*** RECORDS PROVIDED Section Begins ***

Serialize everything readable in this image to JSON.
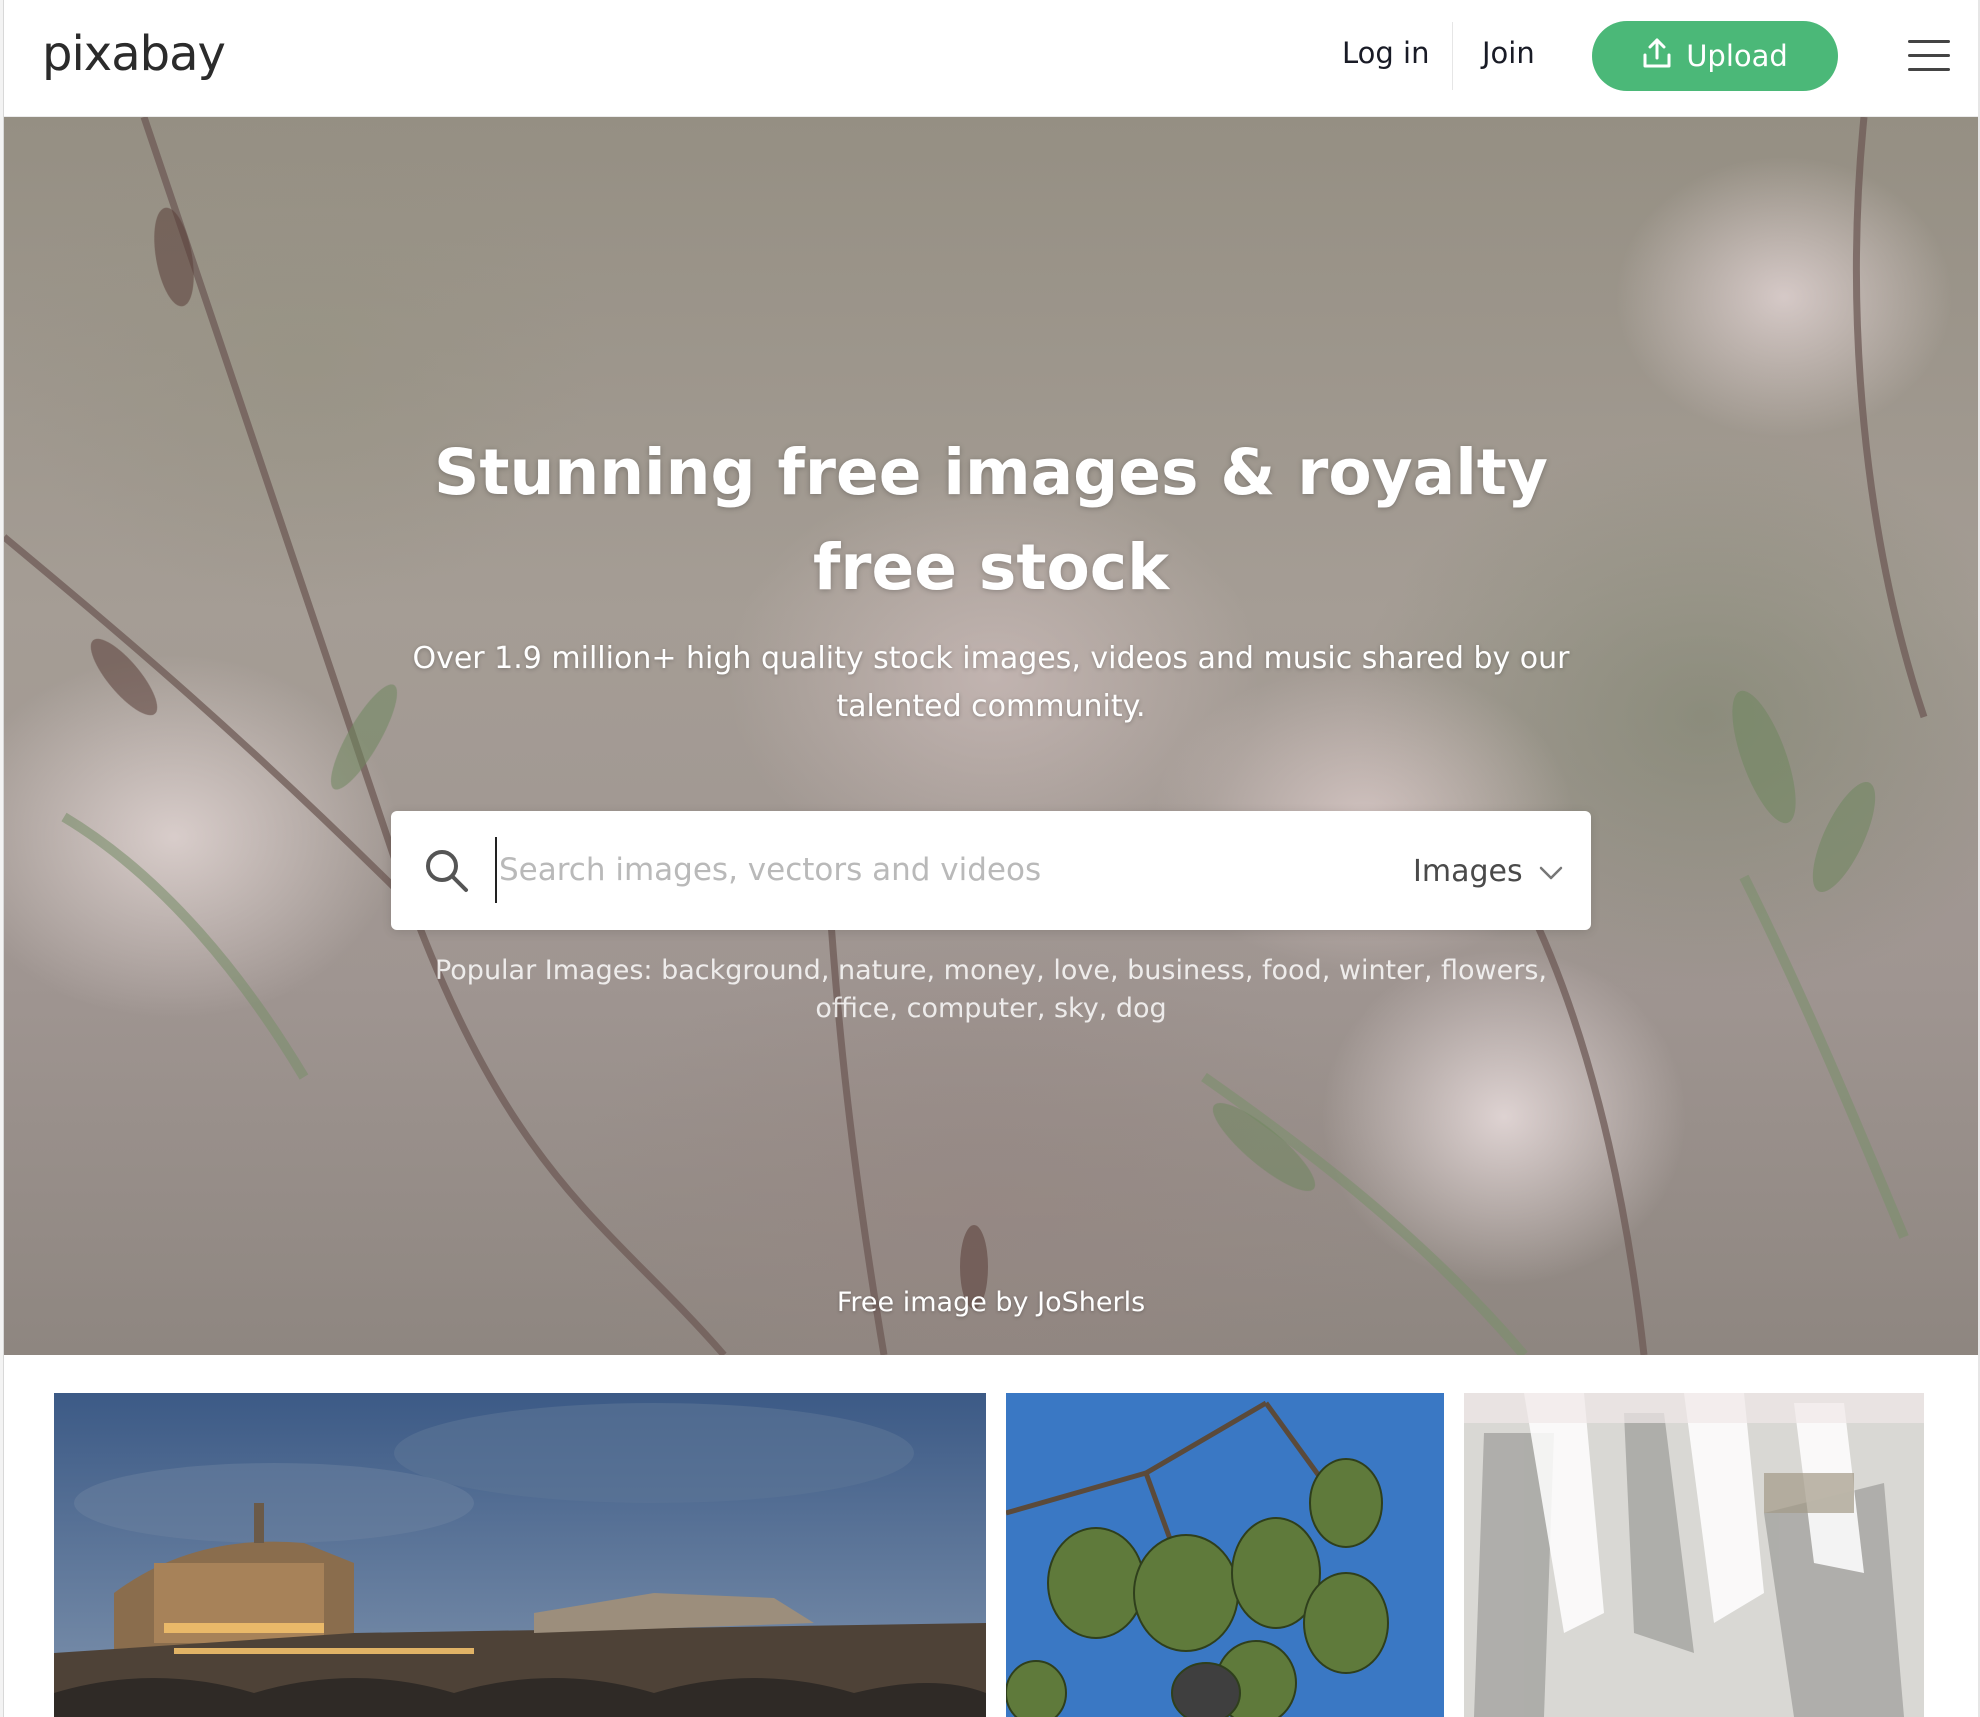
{
  "header": {
    "logo_text": "pixabay",
    "login_label": "Log in",
    "join_label": "Join",
    "upload_label": "Upload",
    "upload_icon": "upload-icon",
    "menu_icon": "hamburger-menu-icon",
    "accent_color": "#4bb878"
  },
  "hero": {
    "title": "Stunning free images & royalty free stock",
    "subtitle": "Over 1.9 million+ high quality stock images, videos and music shared by our talented community.",
    "search": {
      "placeholder": "Search images, vectors and videos",
      "value": "",
      "type_selected": "Images",
      "search_icon": "search-icon"
    },
    "popular": {
      "prefix": "Popular Images:",
      "tags": [
        "background",
        "nature",
        "money",
        "love",
        "business",
        "food",
        "winter",
        "flowers",
        "office",
        "computer",
        "sky",
        "dog"
      ]
    },
    "credit": "Free image by JoSherls"
  },
  "gallery": {
    "items": [
      {
        "subject": "castle-by-river-at-dusk"
      },
      {
        "subject": "green-fruits-on-branch-blue-sky"
      },
      {
        "subject": "abstract-white-gray-paint-strokes"
      }
    ]
  }
}
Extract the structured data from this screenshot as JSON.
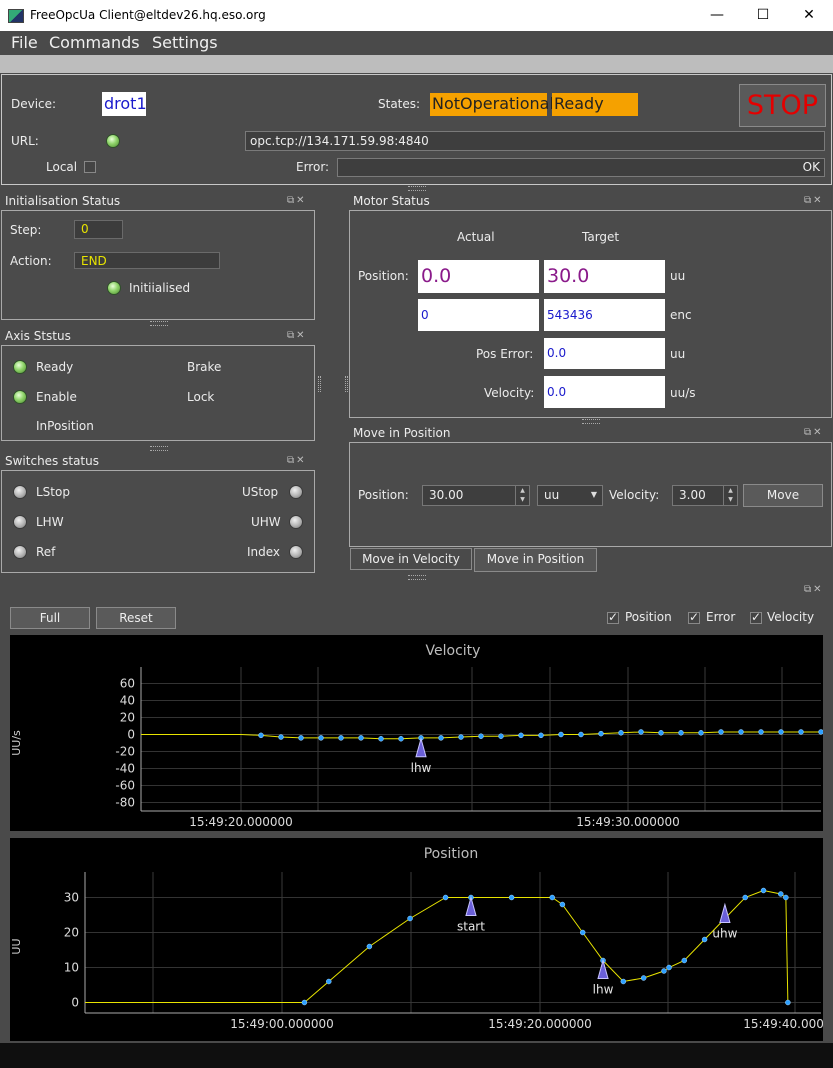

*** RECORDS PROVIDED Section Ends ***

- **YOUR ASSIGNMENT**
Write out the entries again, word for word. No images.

- **RESULT**
Serialize everything readable in this image to JSON.
{
  "header": {
    "logo_text": "pixabay",
    "login_label": "Log in",
    "join_label": "Join",
    "upload_label": "Upload",
    "upload_icon": "upload-icon",
    "menu_icon": "hamburger-menu-icon",
    "accent_color": "#4bb878"
  },
  "hero": {
    "title": "Stunning free images & royalty free stock",
    "subtitle": "Over 1.9 million+ high quality stock images, videos and music shared by our talented community.",
    "search": {
      "placeholder": "Search images, vectors and videos",
      "value": "",
      "type_selected": "Images",
      "search_icon": "search-icon"
    },
    "popular": {
      "prefix": "Popular Images:",
      "tags": [
        "background",
        "nature",
        "money",
        "love",
        "business",
        "food",
        "winter",
        "flowers",
        "office",
        "computer",
        "sky",
        "dog"
      ]
    },
    "credit": "Free image by JoSherls"
  },
  "gallery": {
    "items": [
      {
        "subject": "castle-by-river-at-dusk"
      },
      {
        "subject": "green-fruits-on-branch-blue-sky"
      },
      {
        "subject": "abstract-white-gray-paint-strokes"
      }
    ]
  }
}
Extract the structured data from this screenshot as JSON.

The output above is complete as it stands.